Given records:
===
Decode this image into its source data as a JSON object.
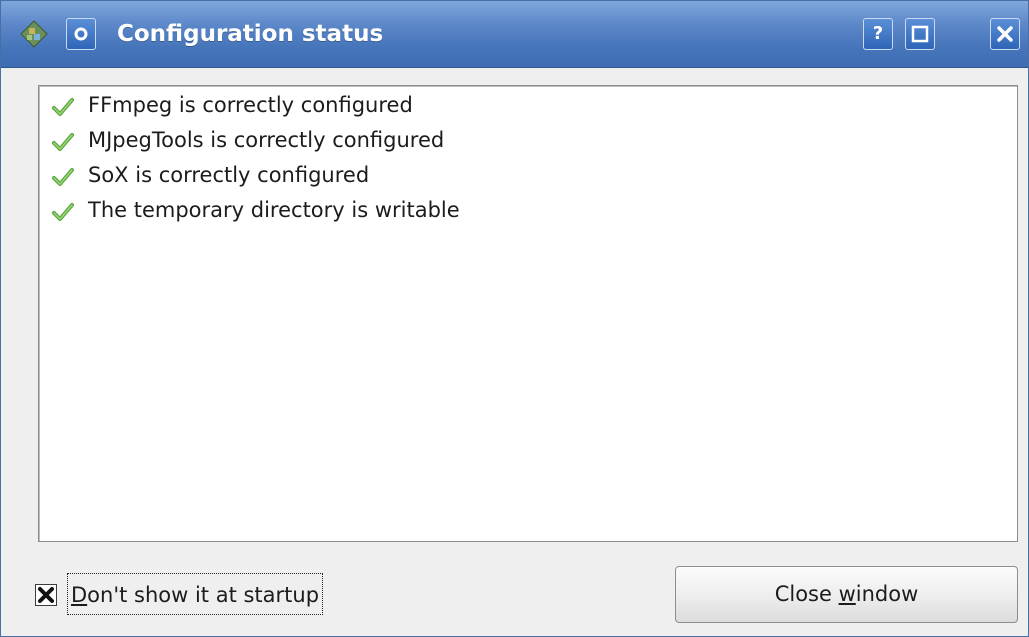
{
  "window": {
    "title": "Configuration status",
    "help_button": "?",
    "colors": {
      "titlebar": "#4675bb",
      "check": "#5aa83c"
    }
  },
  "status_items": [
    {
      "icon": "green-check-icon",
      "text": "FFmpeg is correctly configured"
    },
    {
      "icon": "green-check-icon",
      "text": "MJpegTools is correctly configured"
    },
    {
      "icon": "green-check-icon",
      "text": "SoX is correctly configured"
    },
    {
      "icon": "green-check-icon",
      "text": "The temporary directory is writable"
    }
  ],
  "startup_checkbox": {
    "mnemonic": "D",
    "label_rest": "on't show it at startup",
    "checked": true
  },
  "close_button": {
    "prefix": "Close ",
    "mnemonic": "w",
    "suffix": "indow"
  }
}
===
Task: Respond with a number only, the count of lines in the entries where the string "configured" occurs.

Your solution: 3